JERRY HIXSON  The independence of farming, means I don’t have to ask anybody  if I want to go to the coast. I can take the day off and go to the coast. Of course, I might be letting something go, but ….  

We do our own harvesting, and then we do outside harvesting, every year. It is a different lifestyle than that of the person with a 5-day-a-week job. We go to the coast on a Friday night and come back on a Sunday; or we go on Monday and come back on Wednesday in order to stay away from the crowds. 

Local tangerines are sold locally for 89¢

What do you see for the future of farming?  Where is farming going?

JERRY HIXSON  Well, somebody must grow the food and the San Joaquin Valley is the ideal place for producing food due to its weather conditions, without snow. It does get hot, but that makes things grow. The worst problem is that California’s being subdivided by people coming from back east to get away from snow and retiring. They have this mystique of fabulous farming and buy a place. Then, 2 or 3years later, they sell it.

But we work hard –  7 days a week. It’s like having a dairy. No matter what you do, you milk the cows twice a day – or quit. But you’re independent in farming. You can plant in the yard if you want to.  Our yard’s gotten much too big, but it’s beautiful.

Jerry’s new orange orchard, on the ranch his father started


NWNL You referred to the fact that your farm doesn’t take anything from the “Reedley pool.”  Could you explain the Reedley pool?

JERRY HIXSON  The water in this valley flows down to a “pool” in the center of this valley.

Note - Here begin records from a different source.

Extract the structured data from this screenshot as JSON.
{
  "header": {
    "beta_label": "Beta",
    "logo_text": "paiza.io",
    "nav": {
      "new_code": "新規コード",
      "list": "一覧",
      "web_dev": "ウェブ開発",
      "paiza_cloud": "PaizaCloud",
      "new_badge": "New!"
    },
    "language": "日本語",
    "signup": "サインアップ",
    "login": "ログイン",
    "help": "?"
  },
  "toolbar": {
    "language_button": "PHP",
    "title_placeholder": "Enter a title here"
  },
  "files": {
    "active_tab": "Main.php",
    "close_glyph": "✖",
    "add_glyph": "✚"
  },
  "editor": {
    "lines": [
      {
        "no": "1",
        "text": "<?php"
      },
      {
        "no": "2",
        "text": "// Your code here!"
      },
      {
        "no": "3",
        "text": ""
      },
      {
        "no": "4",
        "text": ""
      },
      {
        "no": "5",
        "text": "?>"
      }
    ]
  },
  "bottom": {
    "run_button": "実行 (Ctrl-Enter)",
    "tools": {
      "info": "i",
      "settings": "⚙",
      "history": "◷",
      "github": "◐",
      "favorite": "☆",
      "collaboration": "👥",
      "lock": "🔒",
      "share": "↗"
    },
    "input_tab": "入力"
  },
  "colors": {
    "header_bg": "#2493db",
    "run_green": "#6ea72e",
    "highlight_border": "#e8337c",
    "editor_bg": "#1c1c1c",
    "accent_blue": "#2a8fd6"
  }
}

We then pump out of that “pool.”  

NWNL  Ah, the pool is a natural collection of water.

JERRY HIXSON  Yes. But although that “pool” is where the water naturally collects, that resource is disappearing too, because we’re using so much more water. 

They must realize that we need to bring more of the Delta’s water down here. Water continues to run from the Delta down the west side to Southern California and LA. The west side gets water only because the city people can pay for it.

NWNL  One more question: how would you build out your proposal for new infrastructure to bring water from the Delta down to the east side?  What infrastructure would be needed to bring that Delta water over to this side of  the valley?

JERRY HIXSON  I don’t know how they can transfer it down here, but I do know it’s water that can be used and is badly needed, especially as the outlook for an increased population will make our crisis worse. Now, if people would stop coming to California, we’d be all right. 

NWNL  Is it likely that infrastructure will be built to carry water from the Delta south help the east side?

JERRY HIXSON  I don’t know how, but somehow that water can be distributed, unless the Delta runs out of water. Even the Shasta Dam is running out of water because we haven’t had as much rain. We’ve only had 1.5” this year.  

NWNL  Are discussions being had about new infrastructure, aqueducts and canals that could bring the Delta water over to this east side? 

JERRY HIXSON  I don’t know, I just know it’s a shame to let millions of acre-feet of water to flow to the ocean. It’s why we’re not irrigating as many acres as we could – and that increases the price of food.  We don’t have many vegetable farms on the east side.  Most all our places are planted to trees and vines. 

Grapes ripening near Reedley, thanks to above-ground irrigation

  At the moment, the drought hasn’t affected our farm. We can’t pump as much water as we need, but we’re getting by. We don’t dare shut the water off of our trees, because they’ll die – really hard after we’ve taken 5 years to get them up to production. We’re getting by, but, some of the cities here on the east side, like Porterville, are running out of water. You can read about Orange Cove and other places along the east side that are struggling.

But now, let me go show you my almond trees.

An exotic decorative plant in Jerry’s front yard garden.

Editor’s Note. In 2016 Jerry Hixson, Reedley’s prominent rancher farmer died in his hometown of Reedley. Many neighbors and many photographers who studied with him will long remember his passionate dedication to farming and photography. 

Posted by NWNL on March 28, 2024.
Transcription edited and condensed for clarity by Alison M. Jones.

All images © Alison M. Jones, unless otherwise noted. All rights reserved.